During Code-47's writing and editing, I thought about life after writing A Company of Moors. The Ghost of Gabriel's Horn was on the list, with The Son Dial Tone attached to it still. But I was still aiming to have The Ghost of Gabriel's Horn be a short novella, 150 pages or so. The epic poem would add possibly another 70-100 pages. I started drawing parallels between the main characters of each. Kimoyo from The Son Dial Tone became Mojuba Kimoyo. Both 'names' are aspects of the word mojo. I brought the female plantation mistress, Sarah Pantomime, front-and-center. I made her name a nickname given to her by the slaves of the plantation, calling her Sarah the Pantomime. Of course, this is never spoken in front of her, as it's to make fun of her. But her actual name became Sarinda Fallows. And because A Company of Moors and Code-47 were so testosterone driven with their main male antagonists, I made Sarinda Fallows (a female) the villain for The Ghost of Gabriel's Horn. None of the male antagonists of the other stories can touch how hateful, evil, devious and wicked this woman can be. Her terrible, hate-filled-heart has been around too long to change and be good.

Sarinda can fake it though. Devious.

All character names in the original, unfinished screenplay for The Ghost of Gabriel's Horn was changed. The main villain of the script was split into two characters.
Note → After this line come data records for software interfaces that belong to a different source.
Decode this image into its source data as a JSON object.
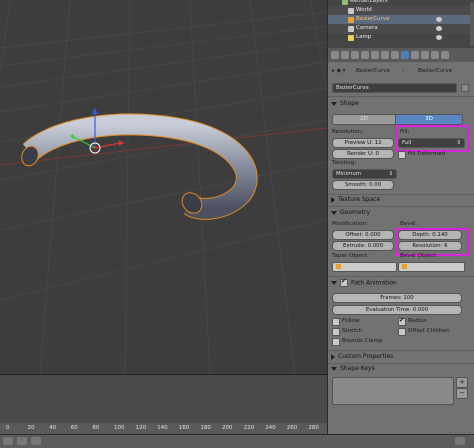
{
  "outliner": {
    "items": [
      {
        "label": "RenderLayers",
        "highlight": false
      },
      {
        "label": "World",
        "highlight": false
      },
      {
        "label": "BezierCurve",
        "highlight": true
      },
      {
        "label": "Camera",
        "highlight": false
      },
      {
        "label": "Lamp",
        "highlight": false
      }
    ]
  },
  "properties": {
    "breadcrumb": {
      "object": "BezierCurve",
      "data": "BezierCurve"
    },
    "datablock_name": "BezierCurve",
    "shape": {
      "header": "Shape",
      "btn_2d": "2D",
      "btn_3d": "3D",
      "resolution_label": "Resolution:",
      "preview_u": "Preview U: 12",
      "render_u": "Render U: 0",
      "fill_label": "Fill:",
      "fill_value": "Full",
      "fill_deformed": "Fill Deformed",
      "twisting_label": "Twisting:",
      "twisting_value": "Minimum",
      "smooth": "Smooth: 0.00"
    },
    "texture_space_header": "Texture Space",
    "geometry": {
      "header": "Geometry",
      "modification_label": "Modification:",
      "offset": "Offset: 0.000",
      "extrude": "Extrude: 0.000",
      "bevel_label": "Bevel:",
      "depth": "Depth: 0.140",
      "resolution": "Resolution: 6",
      "taper_label": "Taper Object:",
      "bevel_object_label": "Bevel Object:"
    },
    "path_animation": {
      "header": "Path Animation",
      "frames": "Frames: 100",
      "evaluation_time": "Evaluation Time: 0.000",
      "follow": "Follow",
      "radius": "Radius",
      "stretch": "Stretch",
      "offset_children": "Offset Children",
      "bounds_clamp": "Bounds Clamp"
    },
    "custom_properties_header": "Custom Properties",
    "shape_keys_header": "Shape Keys"
  },
  "timeline": {
    "frames": [
      "0",
      "20",
      "40",
      "60",
      "80",
      "100",
      "120",
      "140",
      "160",
      "180",
      "200",
      "220",
      "240",
      "260",
      "280"
    ]
  },
  "colors": {
    "highlight_box": "#e020e0",
    "selected_outline": "#e08a1e",
    "active_tab": "#4e7fb8"
  }
}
One brutal and cunning, the other...dormant. He has a genuine smile for now. But, even the time period changed. The story went from modern day to 1957 (of course, arcing back to 1917, 1933, '34, '37, and Colonial American slavery). New characters were added, and the story and mythos was fleshed out to what can be read and enjoyed now.

The grand composition started late March 2011. Putting the elements of the original, unfinished script into the first chapter was a challenge. I almost jumped straight to a project I won't be touching until far down the line. But I stuck to my guns. When the first chapter for The Ghost of Gabriel's Horn came to a close, I was satisfied and inspired to continue with the rest of the ideas scripted, noted, and outlined. The Son Dial Tone makes its first appearance in chapter 3, when Horatio Peters is able to finally play his father's mystical compositions through a magical horn. From there, arrogantly I shall express, I take you again (dear reader) on another imaginative trip.

More to come...

b write black

Sunday, January 13, 2013

"The mystic chords of memory..."

Part of the hero's journey in The Ghost of Gabriel's Horn is Horatio Peters' journey into a past life through a song first composed by his father Pete Peters.

The Son Dial Tone. This is my third epic poem. Yes. You read that correctly. This means that the third epic poem was published before the second epic poem. But there was a bit of a cheat code in that it's featured in The Ghost of Gabriel's Horn, serving as the past life for the Peters family and the three generations of Amat women from Water Bug Hollow, Louisiana.

The Son Dial Tone is but the tip of the magic iceberg inside The Ghost of Gabriel’s Horn.

Read more about The Son Dial Tone's story here at the new Twin Griffin Book's landing page. And then explore The Ghost of Gabriel's Horn to see how prose and poetry come together as parallel stories and lives.

b write black.